A few years ago, I was involved in a volunteer project that operated a meal center for underprivileged students. For the first two years, I helped with cleaning the kitchen, shopping for food supplies, and meal preparation. I felt a sense of pride in helping to produce well-balanced, delicious, yet economical meals. My diligence was recognized by the organization’s leaders and I was given greater responsibility managing the funding and designing the menu.
I’ve always thought Prince Jonathan, the son of Israel’s first anointed king, is an amazing example in the Bible of honor and integrity. Think about it: he was logically expected to succeed his father, King Saul, as king—but the prophet Samuel anointed the boy David instead.

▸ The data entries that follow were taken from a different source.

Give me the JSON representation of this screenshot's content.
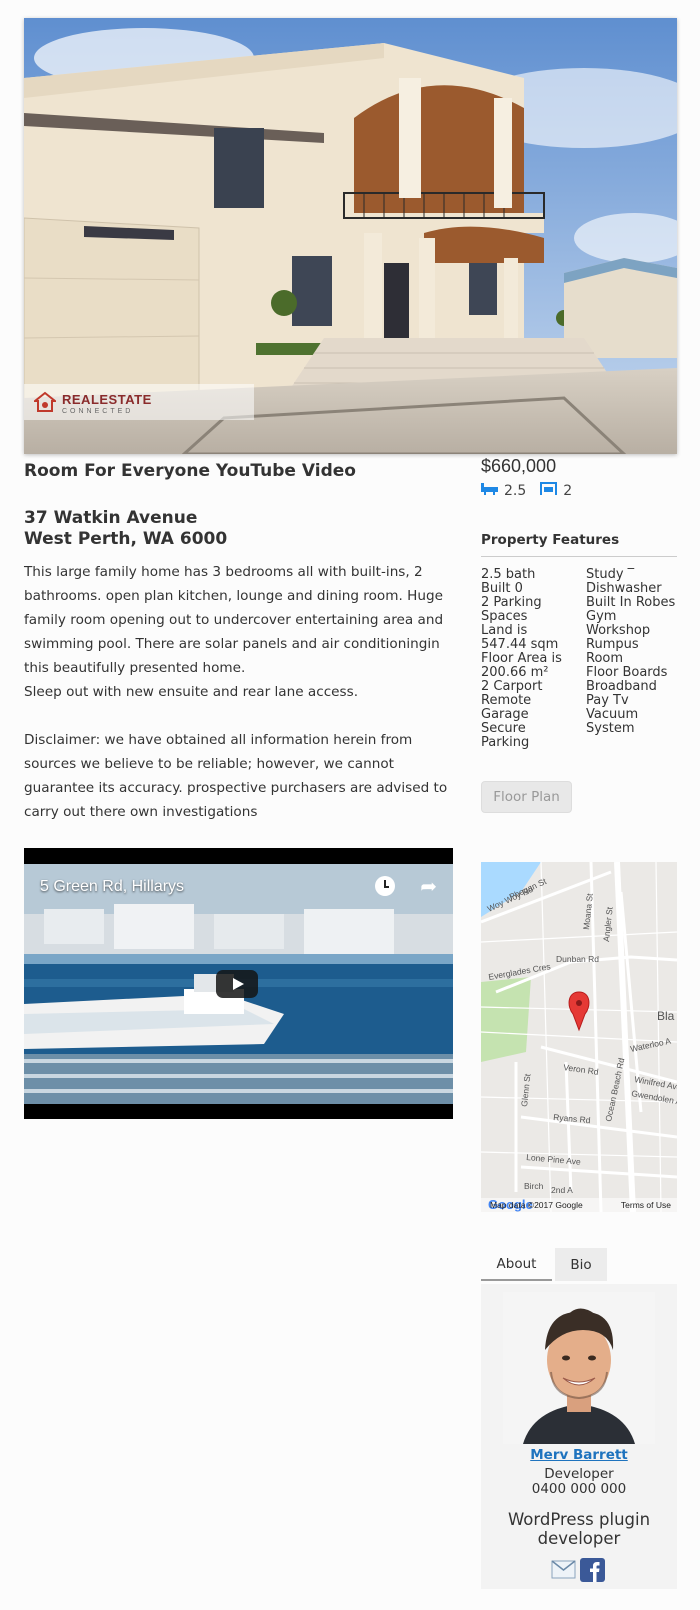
{
  "hero": {
    "logo_main": "REALESTATE",
    "logo_sub": "CONNECTED"
  },
  "listing": {
    "video_title": "Room For Everyone YouTube Video",
    "address_line1": "37 Watkin Avenue",
    "address_line2": "West Perth, WA 6000",
    "description": [
      "This large family home has 3 bedrooms all with built-ins, 2 bathrooms. open plan kitchen, lounge and dining room. Huge family room opening out to undercover entertaining area and swimming pool. There are solar panels and air conditioningin this beautifully presented home.",
      "Sleep out with new ensuite and rear lane access.",
      "",
      "Disclaimer: we have obtained all information herein from sources we believe to be reliable; however, we cannot guarantee its accuracy. prospective purchasers are advised to carry out there own investigations"
    ],
    "price": "$660,000",
    "bathrooms": "2.5",
    "parking": "2"
  },
  "video": {
    "label": "5 Green Rd, Hillarys",
    "icons": [
      "clock-icon",
      "share-icon",
      "play-icon"
    ]
  },
  "features": {
    "heading": "Property Features",
    "col1": [
      "2.5 bath",
      "Built 0",
      "2 Parking",
      "Spaces",
      "Land is",
      "547.44 sqm",
      "Floor Area is",
      "200.66 m²",
      "2 Carport",
      "Remote",
      "Garage",
      "Secure",
      "Parking"
    ],
    "col2": [
      "Study ‾",
      "Dishwasher",
      "Built In Robes",
      "Gym",
      "Workshop",
      "Rumpus",
      "Room",
      "Floor Boards",
      "Broadband",
      "Pay Tv",
      "Vacuum",
      "System"
    ],
    "floor_plan_label": "Floor Plan"
  },
  "map": {
    "streets": [
      "Woy Woy Rd",
      "Phegan St",
      "Moana St",
      "Angler St",
      "Dunban Rd",
      "Everglades Cres",
      "Bla",
      "Waterloo A",
      "Glenn St",
      "Veron Rd",
      "Ocean Beach Rd",
      "Winifred Ave",
      "Gwendolen A",
      "Ryans Rd",
      "Lone Pine Ave",
      "Birch",
      "2nd A"
    ],
    "google": "Google",
    "map_data": "Map data ©2017 Google",
    "terms": "Terms of Use",
    "marker_color": "#e53935"
  },
  "agent": {
    "tabs": [
      "About",
      "Bio"
    ],
    "name": "Merv Barrett",
    "role": "Developer",
    "phone": "0400 000 000",
    "bio": "WordPress plugin developer",
    "icons": [
      "email-icon",
      "facebook-icon"
    ]
  },
  "colors": {
    "link": "#1e73be",
    "icon_blue": "#1e88e5"
  }
}
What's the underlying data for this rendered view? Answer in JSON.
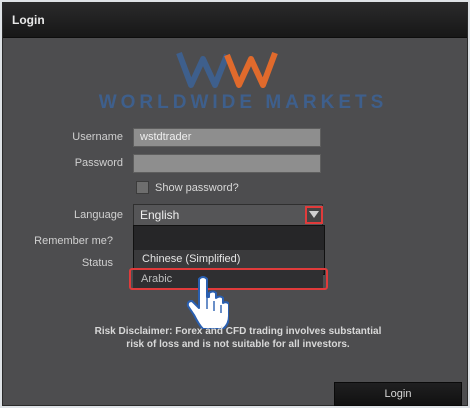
{
  "window": {
    "title": "Login"
  },
  "logo": {
    "mark": "WWM",
    "text": "WORLDWIDE MARKETS"
  },
  "form": {
    "username_label": "Username",
    "username_value": "wstdtrader",
    "password_label": "Password",
    "password_value": "",
    "show_password_label": "Show password?",
    "language_label": "Language",
    "language_selected": "English",
    "remember_label": "Remember me?",
    "status_label": "Status"
  },
  "dropdown": {
    "options": [
      "Chinese (Simplified)",
      "Arabic"
    ]
  },
  "disclaimer": {
    "line1": "Risk Disclaimer: Forex and CFD trading involves substantial",
    "line2": "risk of loss and is not suitable for all investors."
  },
  "buttons": {
    "login": "Login"
  },
  "colors": {
    "logo_orange": "#e06a2c",
    "logo_blue": "#3e5f8c",
    "highlight_red": "#e03b3b"
  }
}
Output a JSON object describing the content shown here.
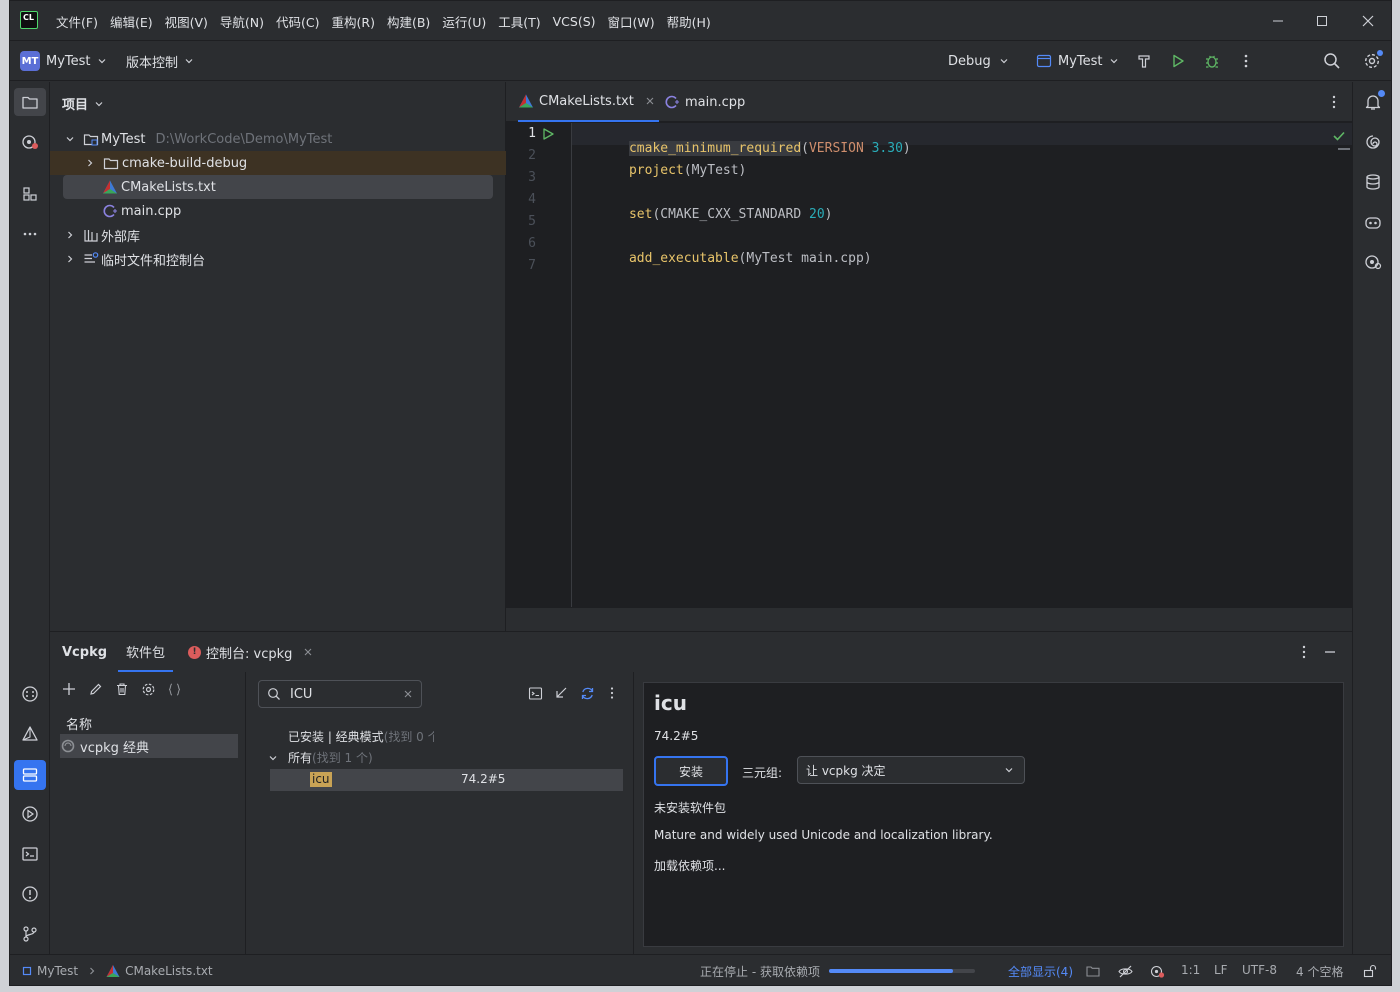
{
  "window": {
    "app_icon_text": "CL",
    "menus": [
      "文件(F)",
      "编辑(E)",
      "视图(V)",
      "导航(N)",
      "代码(C)",
      "重构(R)",
      "构建(B)",
      "运行(U)",
      "工具(T)",
      "VCS(S)",
      "窗口(W)",
      "帮助(H)"
    ]
  },
  "toolbar": {
    "project_badge": "MT",
    "project_name": "MyTest",
    "vcs_label": "版本控制",
    "config_label": "Debug",
    "run_target": "MyTest"
  },
  "project_panel": {
    "title": "项目",
    "root": {
      "name": "MyTest",
      "path": "D:\\WorkCode\\Demo\\MyTest"
    },
    "items": [
      {
        "name": "cmake-build-debug"
      },
      {
        "name": "CMakeLists.txt"
      },
      {
        "name": "main.cpp"
      },
      {
        "name": "外部库"
      },
      {
        "name": "临时文件和控制台"
      }
    ]
  },
  "editor": {
    "tabs": [
      {
        "label": "CMakeLists.txt",
        "active": true
      },
      {
        "label": "main.cpp",
        "active": false
      }
    ],
    "line_numbers": [
      "1",
      "2",
      "3",
      "4",
      "5",
      "6",
      "7"
    ],
    "code": {
      "l1_fn": "cmake_minimum_required",
      "l1_p1": "(",
      "l1_kw": "VERSION",
      "l1_num": "3.30",
      "l1_p2": ")",
      "l2_fn": "project",
      "l2_rest": "(MyTest)",
      "l4_fn": "set",
      "l4_mid": "(CMAKE_CXX_STANDARD ",
      "l4_num": "20",
      "l4_end": ")",
      "l6_fn": "add_executable",
      "l6_rest": "(MyTest main.cpp)"
    }
  },
  "bottom_panel": {
    "tabs": {
      "vcpkg": "Vcpkg",
      "packages": "软件包",
      "console": "控制台: vcpkg"
    },
    "registry": {
      "header": "名称",
      "item": "vcpkg 经典"
    },
    "search": {
      "value": "ICU"
    },
    "results": {
      "installed_label": "已安装 | 经典模式",
      "installed_count": "(找到 0 个)",
      "all_label": "所有",
      "all_count": "(找到 1 个)",
      "package_name": "icu",
      "package_version": "74.2#5"
    },
    "details": {
      "name": "icu",
      "version": "74.2#5",
      "install_button": "安装",
      "triplet_label": "三元组:",
      "triplet_value": "让 vcpkg 决定",
      "status": "未安装软件包",
      "description": "Mature and widely used Unicode and localization library.",
      "deps": "加载依赖项..."
    }
  },
  "status_bar": {
    "crumb_project": "MyTest",
    "crumb_file": "CMakeLists.txt",
    "progress_text": "正在停止 - 获取依赖项",
    "progress": 0.85,
    "show_all": "全部显示(4)",
    "position": "1:1",
    "line_ending": "LF",
    "encoding": "UTF-8",
    "indent": "4 个空格"
  },
  "colors": {
    "accent": "#3574f0",
    "keyword": "#cf8e6d",
    "function": "#e8c46a",
    "number": "#2aacb8",
    "run_green": "#5fb865",
    "error_red": "#db5c5c"
  }
}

Now, if I were in Jonathan’s position, I think I would have succumbed in one of two ways. Either I would have become consumed with envy, feeling that I had been dealt an unjust hand. Or I would have not cared about the affairs of the kingdom from then on.
The great British writer Gilbert Keith Chesterton wrote a series of short stories about a parish priest, Father Brown, with a knack for forensics. This lowly priest investigated criminal cases while maintaining compassion and understanding toward the guilty.
You can change your life, because I can change anybody who comes to Me, seeking to fulfill My will for their life. It doesn’t matter what you’ve been like or how long you’ve been a certain way. If I made the world and everything in it, don’t you see that it’s a small thing for Me to transform a single life into something better to fulfill My purpose and plan?
I’m sure parents the world over share my dread of wrestling with children’s homework and preparing for tests. Calming my teenagers’ anxiety before a test or trying to get them to eat breakfast before a benchmark exam are parenting moments I’ll be more than happy to be done with.
I don’t think that God intended any relationships to be perfect. I think of it as the “thorn” factor that He allows into the equation—that element that we shrink from, but that He knows we need. You may wonder, Why would we need differences of opinion, sensitivities, misunderstandings, jealousies, resentments, comparing, sacrificing, arguments, emotional upsets, fears, heartbreaks, and adversity? Those things don’t sound like they would build a very strong relationship.
A friend of mine told me this bit of friendly advice in an effort to encourage me to welcome some new changes in my life. My wife and I had been living in the Middle East for some seven years, and it had been a great chapter of our lives, but we were finding ourselves slowly being phased out of our roles into a kind of pre-retirement. Over the years, we’d grown our roots, and like a potted plant that outgrows its pot, we felt as if we were running out of good ground to grow in. It seemed to both of us that this could be our time to be transplanted into a bigger pot—a new place with new challenges.
As the sun was setting, I walked briskly toward the bus station after a tiring day at work. I knew from experience that the city bus didn’t come by that often, and I didn’t want to miss it.
A teenager sporting fashionable Oakley sunglasses, a plush black suit, and a haircut with designed grooves shaved into the sides above his ears stood in front of the mini-supermarket. His glasses and stance could have passed for someone applying for a position of private bodyguard.